>>>

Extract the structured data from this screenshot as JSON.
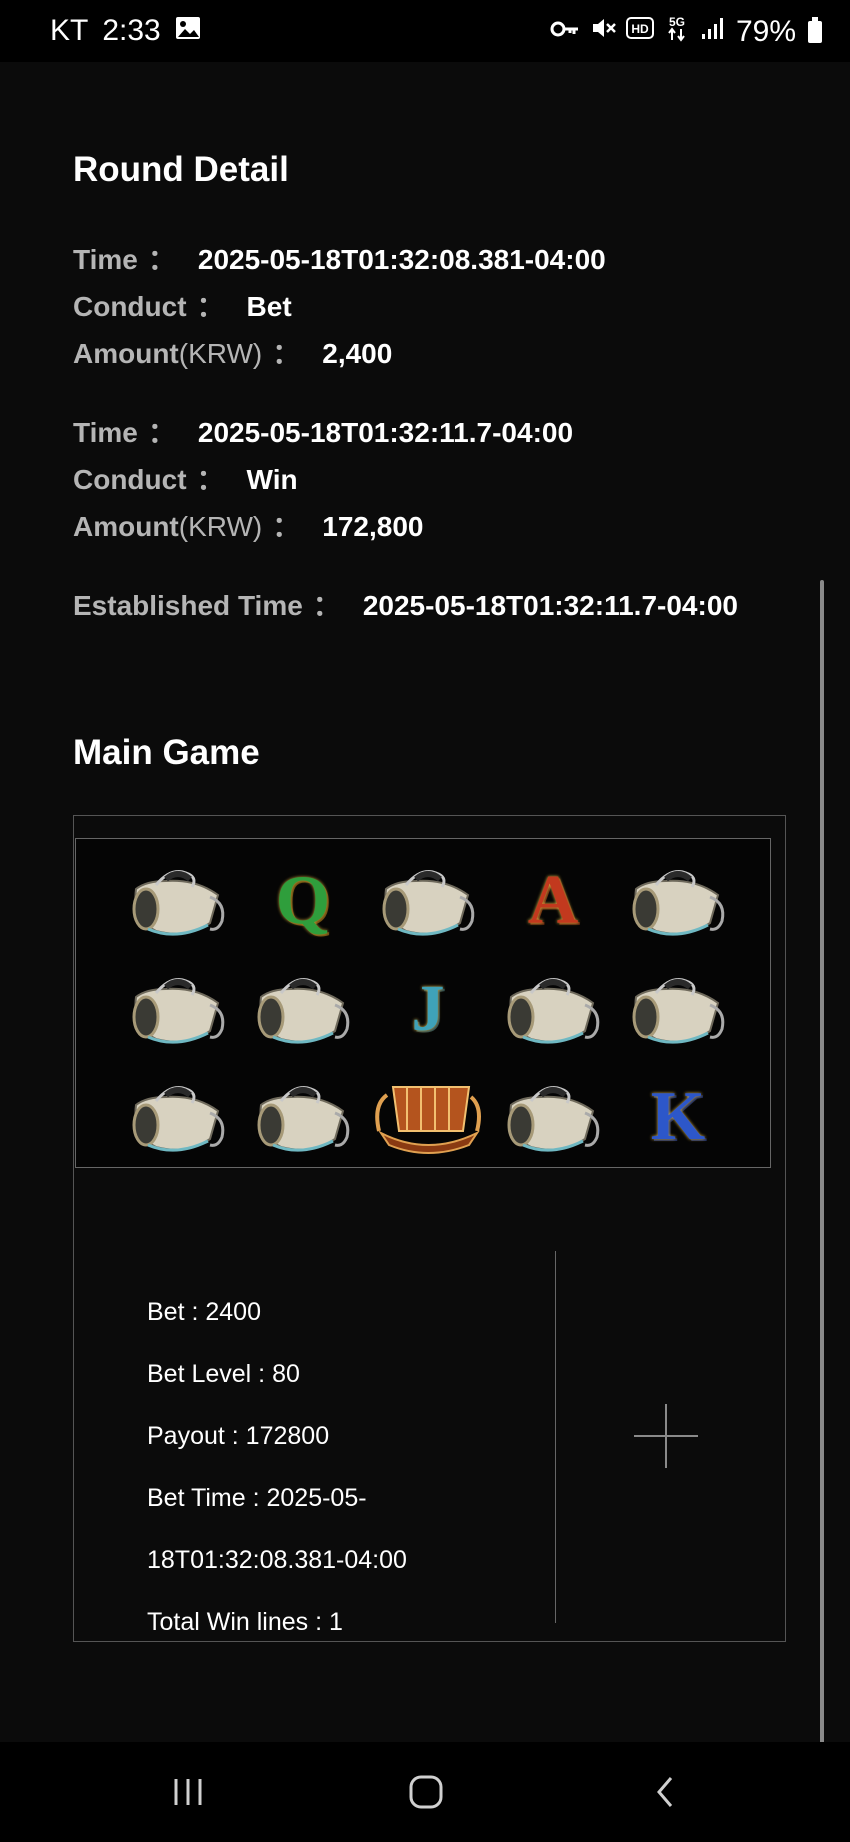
{
  "status_bar": {
    "carrier": "KT",
    "time": "2:33",
    "battery": "79%",
    "icons": [
      "gallery-icon",
      "key-icon",
      "mute-icon",
      "hd-icon",
      "5g-icon",
      "signal-icon",
      "battery-icon"
    ]
  },
  "round_detail": {
    "title": "Round Detail",
    "entries": [
      {
        "time_label": "Time",
        "time_value": "2025-05-18T01:32:08.381-04:00",
        "conduct_label": "Conduct",
        "conduct_value": "Bet",
        "amount_label": "Amount",
        "amount_unit": "(KRW)",
        "amount_value": "2,400"
      },
      {
        "time_label": "Time",
        "time_value": "2025-05-18T01:32:11.7-04:00",
        "conduct_label": "Conduct",
        "conduct_value": "Win",
        "amount_label": "Amount",
        "amount_unit": "(KRW)",
        "amount_value": "172,800"
      }
    ],
    "established_label": "Established Time",
    "established_value": "2025-05-18T01:32:11.7-04:00",
    "colon": "："
  },
  "main_game": {
    "title": "Main Game",
    "reels": [
      [
        "horn",
        "Q",
        "horn",
        "A",
        "horn"
      ],
      [
        "horn",
        "horn",
        "J",
        "horn",
        "horn"
      ],
      [
        "horn",
        "horn",
        "ship",
        "horn",
        "K"
      ]
    ],
    "info": {
      "bet": "Bet : 2400",
      "bet_level": "Bet Level : 80",
      "payout": "Payout : 172800",
      "bet_time_1": "Bet Time : 2025-05-",
      "bet_time_2": "18T01:32:08.381-04:00",
      "total_win_lines": "Total Win lines : 1"
    }
  },
  "nav_bar": {
    "icons": [
      "recent-apps-icon",
      "home-icon",
      "back-icon"
    ]
  }
}
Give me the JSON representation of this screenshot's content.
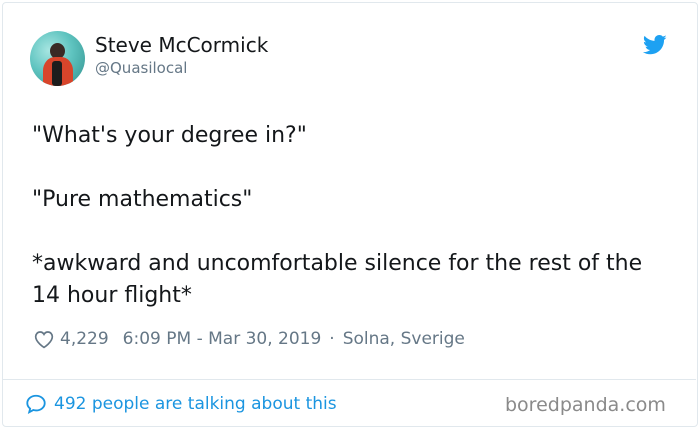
{
  "author": {
    "name": "Steve McCormick",
    "handle": "@Quasilocal"
  },
  "tweet": {
    "paragraphs": [
      "\"What's your degree in?\"",
      "\"Pure mathematics\"",
      "*awkward and uncomfortable silence for the rest of the 14 hour flight*"
    ]
  },
  "meta": {
    "likes": "4,229",
    "time": "6:09 PM - Mar 30, 2019",
    "separator": "·",
    "location": "Solna, Sverige"
  },
  "footer": {
    "talking": "492 people are talking about this",
    "watermark": "boredpanda.com"
  },
  "icons": {
    "bird": "twitter-bird-icon",
    "heart": "heart-icon",
    "bubble": "speech-bubble-icon"
  },
  "colors": {
    "twitter_blue": "#1da1f2",
    "link_blue": "#1b95e0",
    "secondary_text": "#657786",
    "primary_text": "#14171a",
    "border": "#e1e8ed"
  }
}
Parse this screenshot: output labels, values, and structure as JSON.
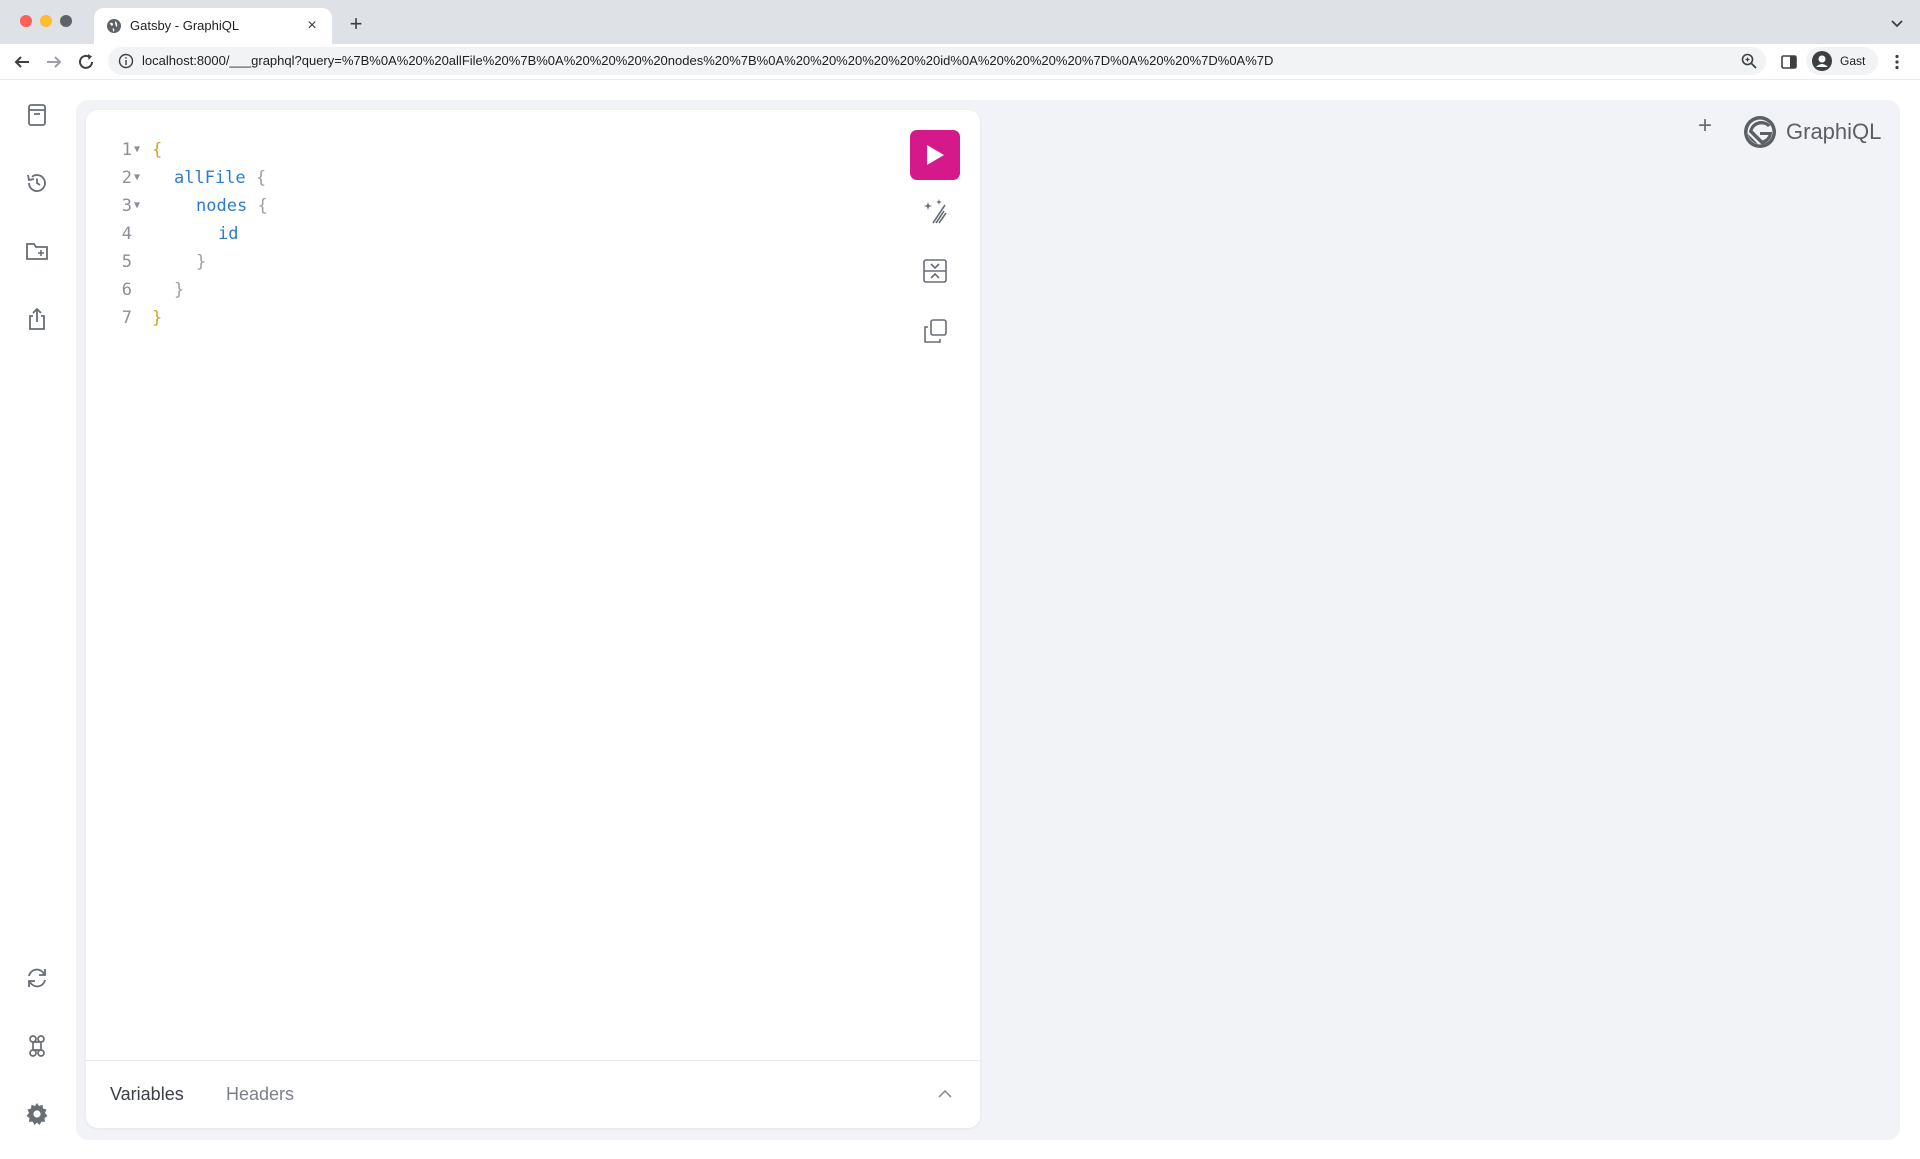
{
  "browser": {
    "tab_title": "Gatsby - GraphiQL",
    "url": "localhost:8000/___graphql?query=%7B%0A%20%20allFile%20%7B%0A%20%20%20%20nodes%20%7B%0A%20%20%20%20%20%20id%0A%20%20%20%20%7D%0A%20%20%7D%0A%7D",
    "profile_name": "Gast",
    "traffic_colors": [
      "#fe5f57",
      "#febc2e",
      "#5f6368"
    ]
  },
  "sidebar": {
    "top_icons": [
      "docs-icon",
      "history-icon",
      "explorer-icon",
      "export-icon"
    ],
    "bottom_icons": [
      "refetch-schema-icon",
      "keyboard-shortcuts-icon",
      "settings-icon"
    ]
  },
  "editor": {
    "lines": [
      {
        "number": "1",
        "text": "{"
      },
      {
        "number": "2",
        "text": "allFile"
      },
      {
        "number": "3",
        "text": "nodes"
      },
      {
        "number": "4",
        "text": "id"
      },
      {
        "number": "5",
        "text": "}"
      },
      {
        "number": "6",
        "text": "}"
      },
      {
        "number": "7",
        "text": "}"
      }
    ],
    "open_brace": "{",
    "bottom_tabs": {
      "variables": "Variables",
      "headers": "Headers"
    },
    "accent_color": "#d5198b"
  },
  "header": {
    "logo_text": "GraphiQL"
  }
}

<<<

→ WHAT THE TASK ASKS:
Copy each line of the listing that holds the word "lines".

→ OUTPUT FOR THIS TASK:
      "total_win_lines": "Total Win lines : 1"
    "lines": [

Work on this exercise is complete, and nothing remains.